EXERCISE:
All of the entries need to be repeated exactly. Leave nothing out.
[EXERCISE INPUTS — start]
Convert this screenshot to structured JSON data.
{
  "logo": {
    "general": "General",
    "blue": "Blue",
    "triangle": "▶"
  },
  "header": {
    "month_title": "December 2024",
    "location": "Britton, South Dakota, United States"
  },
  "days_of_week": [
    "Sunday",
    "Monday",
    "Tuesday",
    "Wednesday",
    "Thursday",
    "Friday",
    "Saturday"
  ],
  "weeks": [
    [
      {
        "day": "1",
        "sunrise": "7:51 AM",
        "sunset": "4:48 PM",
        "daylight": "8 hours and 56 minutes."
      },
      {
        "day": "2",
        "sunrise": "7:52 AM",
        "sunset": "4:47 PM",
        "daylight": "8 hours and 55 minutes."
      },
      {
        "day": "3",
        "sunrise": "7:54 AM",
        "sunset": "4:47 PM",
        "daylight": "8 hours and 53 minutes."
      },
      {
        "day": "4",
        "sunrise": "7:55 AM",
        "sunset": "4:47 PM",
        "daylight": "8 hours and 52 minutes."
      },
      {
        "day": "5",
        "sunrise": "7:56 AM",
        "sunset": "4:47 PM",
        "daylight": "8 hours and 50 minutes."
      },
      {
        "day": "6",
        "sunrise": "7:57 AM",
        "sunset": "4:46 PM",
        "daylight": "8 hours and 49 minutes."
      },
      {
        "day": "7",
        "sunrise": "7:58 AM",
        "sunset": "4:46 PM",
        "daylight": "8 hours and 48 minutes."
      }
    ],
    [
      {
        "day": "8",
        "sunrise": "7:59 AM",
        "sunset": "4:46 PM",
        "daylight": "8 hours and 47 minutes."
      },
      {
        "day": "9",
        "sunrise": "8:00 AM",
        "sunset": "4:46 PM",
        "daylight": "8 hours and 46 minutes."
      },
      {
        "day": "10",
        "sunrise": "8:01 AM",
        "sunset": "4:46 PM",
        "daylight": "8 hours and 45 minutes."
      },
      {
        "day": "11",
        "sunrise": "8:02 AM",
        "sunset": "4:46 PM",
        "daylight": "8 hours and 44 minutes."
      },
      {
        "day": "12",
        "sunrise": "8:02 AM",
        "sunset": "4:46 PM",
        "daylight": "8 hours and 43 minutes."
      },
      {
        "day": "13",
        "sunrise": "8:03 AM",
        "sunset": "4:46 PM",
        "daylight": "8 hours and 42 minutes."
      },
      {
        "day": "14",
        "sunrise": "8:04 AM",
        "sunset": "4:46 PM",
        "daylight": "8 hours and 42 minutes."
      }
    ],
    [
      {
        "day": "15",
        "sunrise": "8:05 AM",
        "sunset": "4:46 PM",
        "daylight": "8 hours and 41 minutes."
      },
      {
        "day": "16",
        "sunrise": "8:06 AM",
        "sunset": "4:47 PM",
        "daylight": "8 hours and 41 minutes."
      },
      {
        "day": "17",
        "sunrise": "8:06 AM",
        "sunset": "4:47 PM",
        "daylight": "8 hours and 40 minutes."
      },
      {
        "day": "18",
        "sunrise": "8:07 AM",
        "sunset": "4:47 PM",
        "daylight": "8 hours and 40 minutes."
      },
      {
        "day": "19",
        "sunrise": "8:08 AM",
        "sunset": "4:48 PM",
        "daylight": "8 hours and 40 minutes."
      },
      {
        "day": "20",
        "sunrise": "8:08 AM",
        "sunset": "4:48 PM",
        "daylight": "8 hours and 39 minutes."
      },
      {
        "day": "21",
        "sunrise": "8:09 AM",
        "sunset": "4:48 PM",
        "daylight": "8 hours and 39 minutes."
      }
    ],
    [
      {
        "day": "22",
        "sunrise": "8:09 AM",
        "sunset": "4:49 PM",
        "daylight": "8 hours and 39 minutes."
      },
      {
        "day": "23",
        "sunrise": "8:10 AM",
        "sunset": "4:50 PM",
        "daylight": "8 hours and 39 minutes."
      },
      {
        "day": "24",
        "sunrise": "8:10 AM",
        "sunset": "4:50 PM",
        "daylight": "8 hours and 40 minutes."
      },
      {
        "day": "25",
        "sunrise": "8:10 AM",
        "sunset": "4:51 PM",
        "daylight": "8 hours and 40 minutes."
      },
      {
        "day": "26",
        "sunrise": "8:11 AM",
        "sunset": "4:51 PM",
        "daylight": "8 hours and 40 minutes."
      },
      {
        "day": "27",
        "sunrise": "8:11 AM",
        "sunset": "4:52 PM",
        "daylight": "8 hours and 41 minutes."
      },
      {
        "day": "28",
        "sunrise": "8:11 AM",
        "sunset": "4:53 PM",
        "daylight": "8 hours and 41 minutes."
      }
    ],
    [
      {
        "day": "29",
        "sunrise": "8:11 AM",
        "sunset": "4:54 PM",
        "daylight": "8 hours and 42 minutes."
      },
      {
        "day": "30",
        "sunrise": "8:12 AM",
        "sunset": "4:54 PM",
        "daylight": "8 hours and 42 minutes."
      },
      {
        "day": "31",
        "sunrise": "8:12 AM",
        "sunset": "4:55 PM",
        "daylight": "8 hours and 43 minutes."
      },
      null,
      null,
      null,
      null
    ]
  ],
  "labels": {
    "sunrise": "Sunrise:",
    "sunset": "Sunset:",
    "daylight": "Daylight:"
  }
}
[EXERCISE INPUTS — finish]
ANSWER AREA:
Convert this screenshot to structured JSON data.
{
  "logo": {
    "general": "General",
    "blue": "Blue",
    "triangle": "▶"
  },
  "header": {
    "month_title": "December 2024",
    "location": "Britton, South Dakota, United States"
  },
  "days_of_week": [
    "Sunday",
    "Monday",
    "Tuesday",
    "Wednesday",
    "Thursday",
    "Friday",
    "Saturday"
  ],
  "weeks": [
    [
      {
        "day": "1",
        "sunrise": "7:51 AM",
        "sunset": "4:48 PM",
        "daylight": "8 hours and 56 minutes."
      },
      {
        "day": "2",
        "sunrise": "7:52 AM",
        "sunset": "4:47 PM",
        "daylight": "8 hours and 55 minutes."
      },
      {
        "day": "3",
        "sunrise": "7:54 AM",
        "sunset": "4:47 PM",
        "daylight": "8 hours and 53 minutes."
      },
      {
        "day": "4",
        "sunrise": "7:55 AM",
        "sunset": "4:47 PM",
        "daylight": "8 hours and 52 minutes."
      },
      {
        "day": "5",
        "sunrise": "7:56 AM",
        "sunset": "4:47 PM",
        "daylight": "8 hours and 50 minutes."
      },
      {
        "day": "6",
        "sunrise": "7:57 AM",
        "sunset": "4:46 PM",
        "daylight": "8 hours and 49 minutes."
      },
      {
        "day": "7",
        "sunrise": "7:58 AM",
        "sunset": "4:46 PM",
        "daylight": "8 hours and 48 minutes."
      }
    ],
    [
      {
        "day": "8",
        "sunrise": "7:59 AM",
        "sunset": "4:46 PM",
        "daylight": "8 hours and 47 minutes."
      },
      {
        "day": "9",
        "sunrise": "8:00 AM",
        "sunset": "4:46 PM",
        "daylight": "8 hours and 46 minutes."
      },
      {
        "day": "10",
        "sunrise": "8:01 AM",
        "sunset": "4:46 PM",
        "daylight": "8 hours and 45 minutes."
      },
      {
        "day": "11",
        "sunrise": "8:02 AM",
        "sunset": "4:46 PM",
        "daylight": "8 hours and 44 minutes."
      },
      {
        "day": "12",
        "sunrise": "8:02 AM",
        "sunset": "4:46 PM",
        "daylight": "8 hours and 43 minutes."
      },
      {
        "day": "13",
        "sunrise": "8:03 AM",
        "sunset": "4:46 PM",
        "daylight": "8 hours and 42 minutes."
      },
      {
        "day": "14",
        "sunrise": "8:04 AM",
        "sunset": "4:46 PM",
        "daylight": "8 hours and 42 minutes."
      }
    ],
    [
      {
        "day": "15",
        "sunrise": "8:05 AM",
        "sunset": "4:46 PM",
        "daylight": "8 hours and 41 minutes."
      },
      {
        "day": "16",
        "sunrise": "8:06 AM",
        "sunset": "4:47 PM",
        "daylight": "8 hours and 41 minutes."
      },
      {
        "day": "17",
        "sunrise": "8:06 AM",
        "sunset": "4:47 PM",
        "daylight": "8 hours and 40 minutes."
      },
      {
        "day": "18",
        "sunrise": "8:07 AM",
        "sunset": "4:47 PM",
        "daylight": "8 hours and 40 minutes."
      },
      {
        "day": "19",
        "sunrise": "8:08 AM",
        "sunset": "4:48 PM",
        "daylight": "8 hours and 40 minutes."
      },
      {
        "day": "20",
        "sunrise": "8:08 AM",
        "sunset": "4:48 PM",
        "daylight": "8 hours and 39 minutes."
      },
      {
        "day": "21",
        "sunrise": "8:09 AM",
        "sunset": "4:48 PM",
        "daylight": "8 hours and 39 minutes."
      }
    ],
    [
      {
        "day": "22",
        "sunrise": "8:09 AM",
        "sunset": "4:49 PM",
        "daylight": "8 hours and 39 minutes."
      },
      {
        "day": "23",
        "sunrise": "8:10 AM",
        "sunset": "4:50 PM",
        "daylight": "8 hours and 39 minutes."
      },
      {
        "day": "24",
        "sunrise": "8:10 AM",
        "sunset": "4:50 PM",
        "daylight": "8 hours and 40 minutes."
      },
      {
        "day": "25",
        "sunrise": "8:10 AM",
        "sunset": "4:51 PM",
        "daylight": "8 hours and 40 minutes."
      },
      {
        "day": "26",
        "sunrise": "8:11 AM",
        "sunset": "4:51 PM",
        "daylight": "8 hours and 40 minutes."
      },
      {
        "day": "27",
        "sunrise": "8:11 AM",
        "sunset": "4:52 PM",
        "daylight": "8 hours and 41 minutes."
      },
      {
        "day": "28",
        "sunrise": "8:11 AM",
        "sunset": "4:53 PM",
        "daylight": "8 hours and 41 minutes."
      }
    ],
    [
      {
        "day": "29",
        "sunrise": "8:11 AM",
        "sunset": "4:54 PM",
        "daylight": "8 hours and 42 minutes."
      },
      {
        "day": "30",
        "sunrise": "8:12 AM",
        "sunset": "4:54 PM",
        "daylight": "8 hours and 42 minutes."
      },
      {
        "day": "31",
        "sunrise": "8:12 AM",
        "sunset": "4:55 PM",
        "daylight": "8 hours and 43 minutes."
      },
      null,
      null,
      null,
      null
    ]
  ],
  "labels": {
    "sunrise": "Sunrise:",
    "sunset": "Sunset:",
    "daylight": "Daylight:"
  }
}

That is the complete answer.